Iran now seems to have adopted a similar development strategy. During the Europe-Iran forum, which took place in Geneva on September 24-5, Iranian representatives emphasized technology transfers in addition to foreign direct investment, exports, and job creation. Iran needs German technology while Germany views Iran as an export market, and Italy needs Iranian oil while Iran needs Italian investment in energy infrastructure and high technology. Therefore, trade and investment bring obvious economic benefits for European and Iranian industry. If Iran’s development strategy comes to fruition, the embargo on dual-use exports may well become irrelevant in the long run. Take, for example, the United Kingdom’s supplies of military-related goods and US supplies of dual-use technology to Saddam Hussein during the Iran-Iraq war, effectively busting embargoes in place under domestic and international law.
An arms embargo placed on China in 1989 in response to the suppression of the Tiananmen Square protests remains in place today. Therefore, the EU will not likely lift the actual arms embargo on Iran in the foreseeable future. But the reasons for sustaining the embargo are likely to evolve from aiming to hinder Iran’s nuclear efforts and military modernization to human rights concerns. Despite its missile development and geographical proximity to Europe, which certainly play a role in the EU’s threat perceptions of its external security environment, Europeans do not really consider Iran a threat. In the EU view, the foremost threat from the Middle East and North Africa is currently the Islamic State.
EU member states will likely perceive the arms embargo through the lens of their own interests. Hence, in spite of progress toward a common European defense and security policy, EU-Iran policy will probably fragment along the lines of the competing economic interests of the member states. But in view of Iran’s preoccupations with the conflict in Iraq and the Islamic State, it’s even questionable whether Iran would devote a growing proportion of its defense budget to the purchase of major conventional weaponry. Iran will focus first and foremost on small arms produced domestically and on obtaining the civilian aircraft that countries involved in civil wars often employ.

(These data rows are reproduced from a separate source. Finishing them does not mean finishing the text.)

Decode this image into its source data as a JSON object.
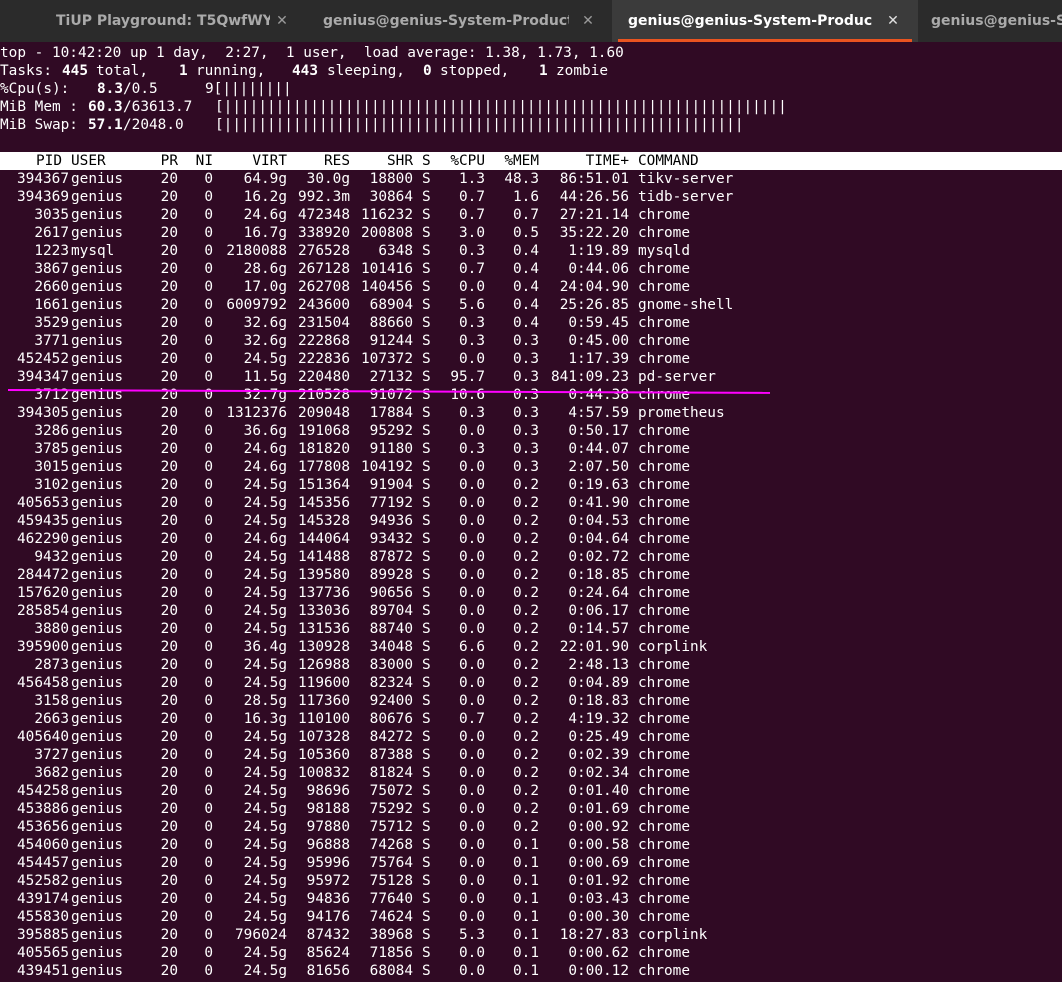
{
  "tabs": [
    {
      "label": "TiUP Playground: T5QwfWY",
      "active": false
    },
    {
      "label": "genius@genius-System-Product-...",
      "active": false
    },
    {
      "label": "genius@genius-System-Product-...",
      "active": true
    },
    {
      "label": "genius@genius-System-Product-...",
      "active": false
    }
  ],
  "close_glyph": "✕",
  "summary": {
    "line1": "top - 10:42:20 up 1 day,  2:27,  1 user,  load average: 1.38, 1.73, 1.60",
    "tasks": {
      "label": "Tasks:",
      "total": "445",
      "total_label": "total,",
      "running": "1",
      "running_label": "running,",
      "sleeping": "443",
      "sleeping_label": "sleeping,",
      "stopped": "0",
      "stopped_label": "stopped,",
      "zombie": "1",
      "zombie_label": "zombie"
    },
    "cpu": {
      "label": "%Cpu(s):",
      "value": "8.3",
      "rest": "/0.5",
      "bar": "9[||||||||"
    },
    "mem": {
      "label": "MiB Mem :",
      "value": "60.3",
      "rest": "/63613.7",
      "bar": "[|||||||||||||||||||||||||||||||||||||||||||||||||||||||||||||||||"
    },
    "swap": {
      "label": "MiB Swap:",
      "value": "57.1",
      "rest": "/2048.0",
      "bar": "[||||||||||||||||||||||||||||||||||||||||||||||||||||||||||||"
    }
  },
  "columns": [
    "PID",
    "USER",
    "PR",
    "NI",
    "VIRT",
    "RES",
    "SHR",
    "S",
    "%CPU",
    "%MEM",
    "TIME+",
    "COMMAND"
  ],
  "processes": [
    [
      "394367",
      "genius",
      "20",
      "0",
      "64.9g",
      "30.0g",
      "18800",
      "S",
      "1.3",
      "48.3",
      "86:51.01",
      "tikv-server"
    ],
    [
      "394369",
      "genius",
      "20",
      "0",
      "16.2g",
      "992.3m",
      "30864",
      "S",
      "0.7",
      "1.6",
      "44:26.56",
      "tidb-server"
    ],
    [
      "3035",
      "genius",
      "20",
      "0",
      "24.6g",
      "472348",
      "116232",
      "S",
      "0.7",
      "0.7",
      "27:21.14",
      "chrome"
    ],
    [
      "2617",
      "genius",
      "20",
      "0",
      "16.7g",
      "338920",
      "200808",
      "S",
      "3.0",
      "0.5",
      "35:22.20",
      "chrome"
    ],
    [
      "1223",
      "mysql",
      "20",
      "0",
      "2180088",
      "276528",
      "6348",
      "S",
      "0.3",
      "0.4",
      "1:19.89",
      "mysqld"
    ],
    [
      "3867",
      "genius",
      "20",
      "0",
      "28.6g",
      "267128",
      "101416",
      "S",
      "0.7",
      "0.4",
      "0:44.06",
      "chrome"
    ],
    [
      "2660",
      "genius",
      "20",
      "0",
      "17.0g",
      "262708",
      "140456",
      "S",
      "0.0",
      "0.4",
      "24:04.90",
      "chrome"
    ],
    [
      "1661",
      "genius",
      "20",
      "0",
      "6009792",
      "243600",
      "68904",
      "S",
      "5.6",
      "0.4",
      "25:26.85",
      "gnome-shell"
    ],
    [
      "3529",
      "genius",
      "20",
      "0",
      "32.6g",
      "231504",
      "88660",
      "S",
      "0.3",
      "0.4",
      "0:59.45",
      "chrome"
    ],
    [
      "3771",
      "genius",
      "20",
      "0",
      "32.6g",
      "222868",
      "91244",
      "S",
      "0.3",
      "0.3",
      "0:45.00",
      "chrome"
    ],
    [
      "452452",
      "genius",
      "20",
      "0",
      "24.5g",
      "222836",
      "107372",
      "S",
      "0.0",
      "0.3",
      "1:17.39",
      "chrome"
    ],
    [
      "394347",
      "genius",
      "20",
      "0",
      "11.5g",
      "220480",
      "27132",
      "S",
      "95.7",
      "0.3",
      "841:09.23",
      "pd-server"
    ],
    [
      "3712",
      "genius",
      "20",
      "0",
      "32.7g",
      "210528",
      "91072",
      "S",
      "10.6",
      "0.3",
      "0:44.38",
      "chrome"
    ],
    [
      "394305",
      "genius",
      "20",
      "0",
      "1312376",
      "209048",
      "17884",
      "S",
      "0.3",
      "0.3",
      "4:57.59",
      "prometheus"
    ],
    [
      "3286",
      "genius",
      "20",
      "0",
      "36.6g",
      "191068",
      "95292",
      "S",
      "0.0",
      "0.3",
      "0:50.17",
      "chrome"
    ],
    [
      "3785",
      "genius",
      "20",
      "0",
      "24.6g",
      "181820",
      "91180",
      "S",
      "0.3",
      "0.3",
      "0:44.07",
      "chrome"
    ],
    [
      "3015",
      "genius",
      "20",
      "0",
      "24.6g",
      "177808",
      "104192",
      "S",
      "0.0",
      "0.3",
      "2:07.50",
      "chrome"
    ],
    [
      "3102",
      "genius",
      "20",
      "0",
      "24.5g",
      "151364",
      "91904",
      "S",
      "0.0",
      "0.2",
      "0:19.63",
      "chrome"
    ],
    [
      "405653",
      "genius",
      "20",
      "0",
      "24.5g",
      "145356",
      "77192",
      "S",
      "0.0",
      "0.2",
      "0:41.90",
      "chrome"
    ],
    [
      "459435",
      "genius",
      "20",
      "0",
      "24.5g",
      "145328",
      "94936",
      "S",
      "0.0",
      "0.2",
      "0:04.53",
      "chrome"
    ],
    [
      "462290",
      "genius",
      "20",
      "0",
      "24.6g",
      "144064",
      "93432",
      "S",
      "0.0",
      "0.2",
      "0:04.64",
      "chrome"
    ],
    [
      "9432",
      "genius",
      "20",
      "0",
      "24.5g",
      "141488",
      "87872",
      "S",
      "0.0",
      "0.2",
      "0:02.72",
      "chrome"
    ],
    [
      "284472",
      "genius",
      "20",
      "0",
      "24.5g",
      "139580",
      "89928",
      "S",
      "0.0",
      "0.2",
      "0:18.85",
      "chrome"
    ],
    [
      "157620",
      "genius",
      "20",
      "0",
      "24.5g",
      "137736",
      "90656",
      "S",
      "0.0",
      "0.2",
      "0:24.64",
      "chrome"
    ],
    [
      "285854",
      "genius",
      "20",
      "0",
      "24.5g",
      "133036",
      "89704",
      "S",
      "0.0",
      "0.2",
      "0:06.17",
      "chrome"
    ],
    [
      "3880",
      "genius",
      "20",
      "0",
      "24.5g",
      "131536",
      "88740",
      "S",
      "0.0",
      "0.2",
      "0:14.57",
      "chrome"
    ],
    [
      "395900",
      "genius",
      "20",
      "0",
      "36.4g",
      "130928",
      "34048",
      "S",
      "6.6",
      "0.2",
      "22:01.90",
      "corplink"
    ],
    [
      "2873",
      "genius",
      "20",
      "0",
      "24.5g",
      "126988",
      "83000",
      "S",
      "0.0",
      "0.2",
      "2:48.13",
      "chrome"
    ],
    [
      "456458",
      "genius",
      "20",
      "0",
      "24.5g",
      "119600",
      "82324",
      "S",
      "0.0",
      "0.2",
      "0:04.89",
      "chrome"
    ],
    [
      "3158",
      "genius",
      "20",
      "0",
      "28.5g",
      "117360",
      "92400",
      "S",
      "0.0",
      "0.2",
      "0:18.83",
      "chrome"
    ],
    [
      "2663",
      "genius",
      "20",
      "0",
      "16.3g",
      "110100",
      "80676",
      "S",
      "0.7",
      "0.2",
      "4:19.32",
      "chrome"
    ],
    [
      "405640",
      "genius",
      "20",
      "0",
      "24.5g",
      "107328",
      "84272",
      "S",
      "0.0",
      "0.2",
      "0:25.49",
      "chrome"
    ],
    [
      "3727",
      "genius",
      "20",
      "0",
      "24.5g",
      "105360",
      "87388",
      "S",
      "0.0",
      "0.2",
      "0:02.39",
      "chrome"
    ],
    [
      "3682",
      "genius",
      "20",
      "0",
      "24.5g",
      "100832",
      "81824",
      "S",
      "0.0",
      "0.2",
      "0:02.34",
      "chrome"
    ],
    [
      "454258",
      "genius",
      "20",
      "0",
      "24.5g",
      "98696",
      "75072",
      "S",
      "0.0",
      "0.2",
      "0:01.40",
      "chrome"
    ],
    [
      "453886",
      "genius",
      "20",
      "0",
      "24.5g",
      "98188",
      "75292",
      "S",
      "0.0",
      "0.2",
      "0:01.69",
      "chrome"
    ],
    [
      "453656",
      "genius",
      "20",
      "0",
      "24.5g",
      "97880",
      "75712",
      "S",
      "0.0",
      "0.2",
      "0:00.92",
      "chrome"
    ],
    [
      "454060",
      "genius",
      "20",
      "0",
      "24.5g",
      "96888",
      "74268",
      "S",
      "0.0",
      "0.1",
      "0:00.58",
      "chrome"
    ],
    [
      "454457",
      "genius",
      "20",
      "0",
      "24.5g",
      "95996",
      "75764",
      "S",
      "0.0",
      "0.1",
      "0:00.69",
      "chrome"
    ],
    [
      "452582",
      "genius",
      "20",
      "0",
      "24.5g",
      "95972",
      "75128",
      "S",
      "0.0",
      "0.1",
      "0:01.92",
      "chrome"
    ],
    [
      "439174",
      "genius",
      "20",
      "0",
      "24.5g",
      "94836",
      "77640",
      "S",
      "0.0",
      "0.1",
      "0:03.43",
      "chrome"
    ],
    [
      "455830",
      "genius",
      "20",
      "0",
      "24.5g",
      "94176",
      "74624",
      "S",
      "0.0",
      "0.1",
      "0:00.30",
      "chrome"
    ],
    [
      "395885",
      "genius",
      "20",
      "0",
      "796024",
      "87432",
      "38968",
      "S",
      "5.3",
      "0.1",
      "18:27.83",
      "corplink"
    ],
    [
      "405565",
      "genius",
      "20",
      "0",
      "24.5g",
      "85624",
      "71856",
      "S",
      "0.0",
      "0.1",
      "0:00.62",
      "chrome"
    ],
    [
      "439451",
      "genius",
      "20",
      "0",
      "24.5g",
      "81656",
      "68084",
      "S",
      "0.0",
      "0.1",
      "0:00.12",
      "chrome"
    ]
  ],
  "colors": {
    "terminal_bg": "#300a24",
    "tabbar_bg": "#2b2b2b",
    "active_tab_accent": "#e95420",
    "annotation": "#ff00ff"
  }
}
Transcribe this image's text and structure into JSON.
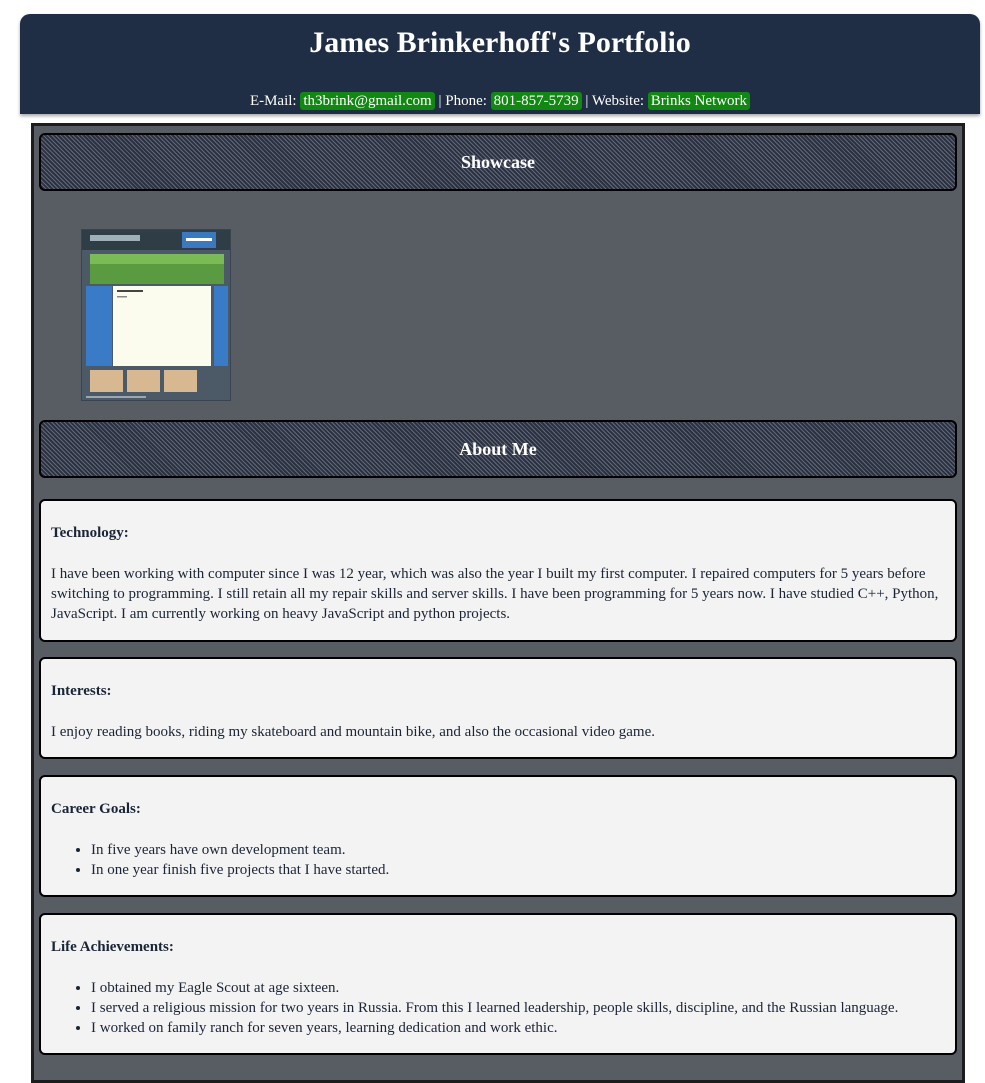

Emma Scott is a former assessor and peer reviewer for Transparency International’s Defense and Security program. She has also written for the Jamestown Foundation. She previously worked as a defense and security analyst on the Middle East and North Africa region with Business Monitor International Research in London, and interned on Iran at the European Union Institute for Security Studies in Paris. She is also an alumnus of the EU-Middle East Forum of the German Council of Foreign Relations in Berlin. Emma has two research Masters and two post-graduate certificates in geopolitics, conflict, international relations, and similar topics from universities in the United Kingdom, the Netherlands, Australia, Belgium, and France.